• _Exercise prompt_:
Would you please restate all of the entries exactly, apart from the pictures?

• _Data in this exercise_:
= Beginning of Section =

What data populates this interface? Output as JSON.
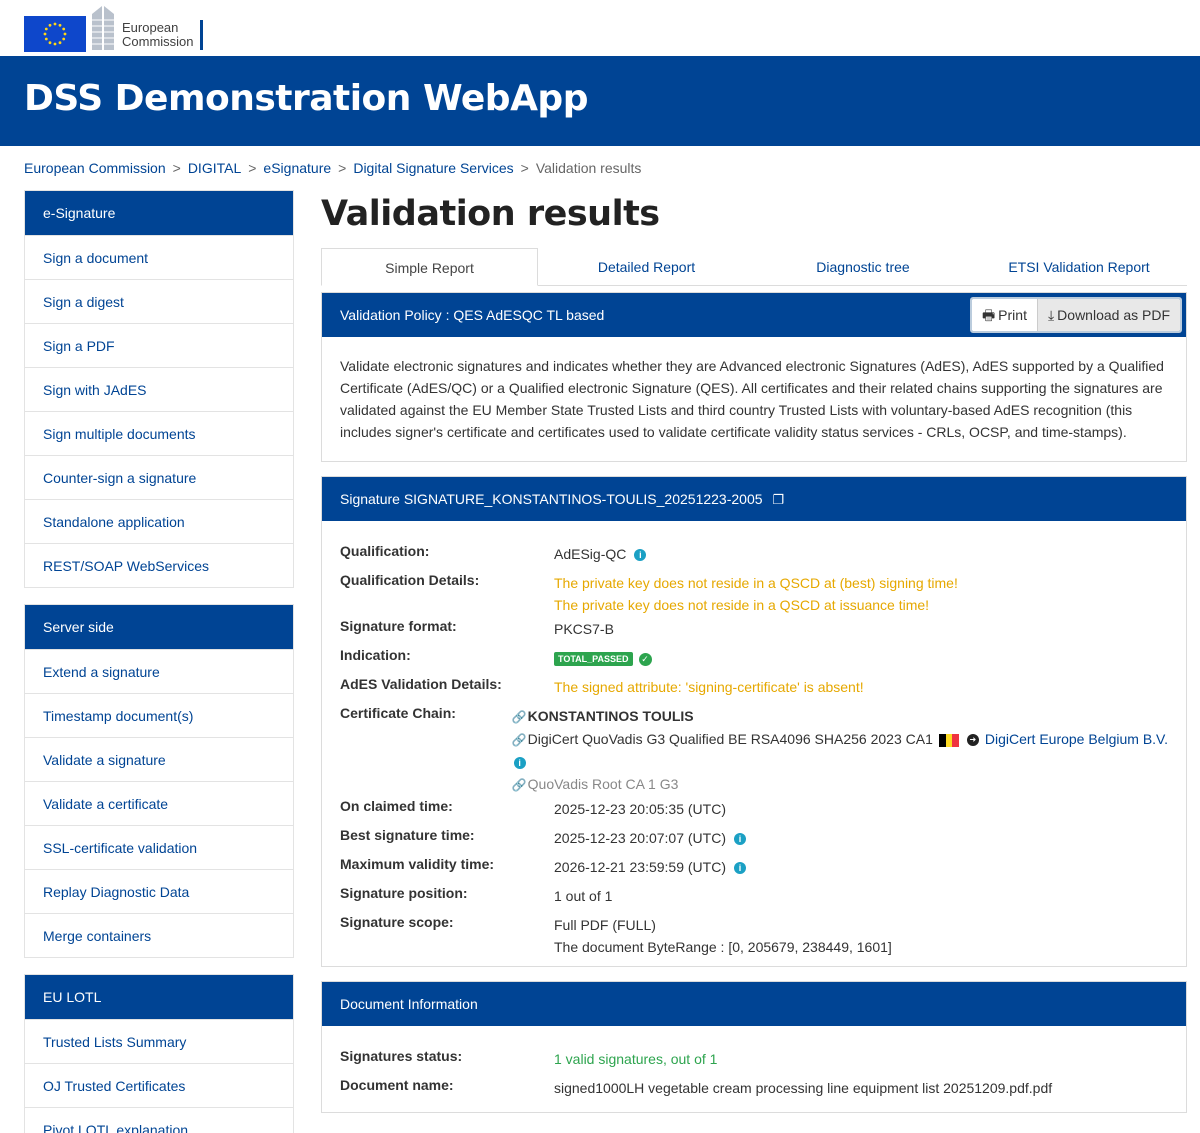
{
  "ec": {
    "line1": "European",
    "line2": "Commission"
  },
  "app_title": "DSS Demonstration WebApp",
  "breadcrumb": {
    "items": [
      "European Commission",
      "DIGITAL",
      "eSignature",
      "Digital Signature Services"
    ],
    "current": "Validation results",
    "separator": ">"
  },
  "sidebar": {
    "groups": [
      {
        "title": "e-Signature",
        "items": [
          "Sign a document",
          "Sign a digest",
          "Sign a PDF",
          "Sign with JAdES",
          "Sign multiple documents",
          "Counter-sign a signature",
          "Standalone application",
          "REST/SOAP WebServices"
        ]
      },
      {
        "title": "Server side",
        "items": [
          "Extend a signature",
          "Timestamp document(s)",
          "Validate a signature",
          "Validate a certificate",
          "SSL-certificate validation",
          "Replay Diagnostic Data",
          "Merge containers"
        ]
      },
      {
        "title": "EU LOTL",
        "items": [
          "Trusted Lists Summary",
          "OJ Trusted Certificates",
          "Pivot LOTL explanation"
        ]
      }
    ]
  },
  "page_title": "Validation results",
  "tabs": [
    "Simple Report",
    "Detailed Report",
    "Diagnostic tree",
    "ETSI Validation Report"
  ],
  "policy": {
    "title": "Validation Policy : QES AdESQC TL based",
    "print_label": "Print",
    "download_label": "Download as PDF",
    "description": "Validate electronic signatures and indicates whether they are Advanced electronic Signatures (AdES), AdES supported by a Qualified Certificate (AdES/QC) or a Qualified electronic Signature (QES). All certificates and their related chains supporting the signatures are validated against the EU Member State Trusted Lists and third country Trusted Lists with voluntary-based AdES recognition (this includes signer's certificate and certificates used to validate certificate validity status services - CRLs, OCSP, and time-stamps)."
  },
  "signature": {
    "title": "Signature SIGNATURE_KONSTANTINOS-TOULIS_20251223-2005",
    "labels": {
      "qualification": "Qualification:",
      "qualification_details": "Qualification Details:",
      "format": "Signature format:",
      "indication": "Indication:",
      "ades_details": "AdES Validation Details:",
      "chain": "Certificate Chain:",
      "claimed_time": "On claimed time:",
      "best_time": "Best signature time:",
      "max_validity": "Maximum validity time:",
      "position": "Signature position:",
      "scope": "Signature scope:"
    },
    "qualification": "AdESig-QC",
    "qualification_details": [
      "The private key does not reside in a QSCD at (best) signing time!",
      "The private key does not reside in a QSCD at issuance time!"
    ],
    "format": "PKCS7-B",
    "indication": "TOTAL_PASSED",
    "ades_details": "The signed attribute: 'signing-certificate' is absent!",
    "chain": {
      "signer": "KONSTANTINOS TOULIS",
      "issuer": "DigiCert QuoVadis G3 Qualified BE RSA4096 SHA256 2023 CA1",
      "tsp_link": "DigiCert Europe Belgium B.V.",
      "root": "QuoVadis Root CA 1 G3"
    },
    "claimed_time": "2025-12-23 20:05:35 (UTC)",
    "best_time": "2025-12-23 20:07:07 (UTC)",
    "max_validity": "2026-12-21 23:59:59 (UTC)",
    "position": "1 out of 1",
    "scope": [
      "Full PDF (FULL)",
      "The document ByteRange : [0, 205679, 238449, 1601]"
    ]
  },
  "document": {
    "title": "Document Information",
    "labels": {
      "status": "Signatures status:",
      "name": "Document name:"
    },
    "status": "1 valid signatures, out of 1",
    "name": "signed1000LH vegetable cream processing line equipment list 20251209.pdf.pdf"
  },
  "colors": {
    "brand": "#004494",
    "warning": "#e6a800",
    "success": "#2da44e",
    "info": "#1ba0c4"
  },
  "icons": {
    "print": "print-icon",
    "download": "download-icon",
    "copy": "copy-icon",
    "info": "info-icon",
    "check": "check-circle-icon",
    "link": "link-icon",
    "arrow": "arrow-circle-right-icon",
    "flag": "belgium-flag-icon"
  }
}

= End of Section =

• _Response area_:
What data populates this interface? Output as JSON.
{
  "ec": {
    "line1": "European",
    "line2": "Commission"
  },
  "app_title": "DSS Demonstration WebApp",
  "breadcrumb": {
    "items": [
      "European Commission",
      "DIGITAL",
      "eSignature",
      "Digital Signature Services"
    ],
    "current": "Validation results",
    "separator": ">"
  },
  "sidebar": {
    "groups": [
      {
        "title": "e-Signature",
        "items": [
          "Sign a document",
          "Sign a digest",
          "Sign a PDF",
          "Sign with JAdES",
          "Sign multiple documents",
          "Counter-sign a signature",
          "Standalone application",
          "REST/SOAP WebServices"
        ]
      },
      {
        "title": "Server side",
        "items": [
          "Extend a signature",
          "Timestamp document(s)",
          "Validate a signature",
          "Validate a certificate",
          "SSL-certificate validation",
          "Replay Diagnostic Data",
          "Merge containers"
        ]
      },
      {
        "title": "EU LOTL",
        "items": [
          "Trusted Lists Summary",
          "OJ Trusted Certificates",
          "Pivot LOTL explanation"
        ]
      }
    ]
  },
  "page_title": "Validation results",
  "tabs": [
    "Simple Report",
    "Detailed Report",
    "Diagnostic tree",
    "ETSI Validation Report"
  ],
  "policy": {
    "title": "Validation Policy : QES AdESQC TL based",
    "print_label": "Print",
    "download_label": "Download as PDF",
    "description": "Validate electronic signatures and indicates whether they are Advanced electronic Signatures (AdES), AdES supported by a Qualified Certificate (AdES/QC) or a Qualified electronic Signature (QES). All certificates and their related chains supporting the signatures are validated against the EU Member State Trusted Lists and third country Trusted Lists with voluntary-based AdES recognition (this includes signer's certificate and certificates used to validate certificate validity status services - CRLs, OCSP, and time-stamps)."
  },
  "signature": {
    "title": "Signature SIGNATURE_KONSTANTINOS-TOULIS_20251223-2005",
    "labels": {
      "qualification": "Qualification:",
      "qualification_details": "Qualification Details:",
      "format": "Signature format:",
      "indication": "Indication:",
      "ades_details": "AdES Validation Details:",
      "chain": "Certificate Chain:",
      "claimed_time": "On claimed time:",
      "best_time": "Best signature time:",
      "max_validity": "Maximum validity time:",
      "position": "Signature position:",
      "scope": "Signature scope:"
    },
    "qualification": "AdESig-QC",
    "qualification_details": [
      "The private key does not reside in a QSCD at (best) signing time!",
      "The private key does not reside in a QSCD at issuance time!"
    ],
    "format": "PKCS7-B",
    "indication": "TOTAL_PASSED",
    "ades_details": "The signed attribute: 'signing-certificate' is absent!",
    "chain": {
      "signer": "KONSTANTINOS TOULIS",
      "issuer": "DigiCert QuoVadis G3 Qualified BE RSA4096 SHA256 2023 CA1",
      "tsp_link": "DigiCert Europe Belgium B.V.",
      "root": "QuoVadis Root CA 1 G3"
    },
    "claimed_time": "2025-12-23 20:05:35 (UTC)",
    "best_time": "2025-12-23 20:07:07 (UTC)",
    "max_validity": "2026-12-21 23:59:59 (UTC)",
    "position": "1 out of 1",
    "scope": [
      "Full PDF (FULL)",
      "The document ByteRange : [0, 205679, 238449, 1601]"
    ]
  },
  "document": {
    "title": "Document Information",
    "labels": {
      "status": "Signatures status:",
      "name": "Document name:"
    },
    "status": "1 valid signatures, out of 1",
    "name": "signed1000LH vegetable cream processing line equipment list 20251209.pdf.pdf"
  },
  "colors": {
    "brand": "#004494",
    "warning": "#e6a800",
    "success": "#2da44e",
    "info": "#1ba0c4"
  },
  "icons": {
    "print": "print-icon",
    "download": "download-icon",
    "copy": "copy-icon",
    "info": "info-icon",
    "check": "check-circle-icon",
    "link": "link-icon",
    "arrow": "arrow-circle-right-icon",
    "flag": "belgium-flag-icon"
  }
}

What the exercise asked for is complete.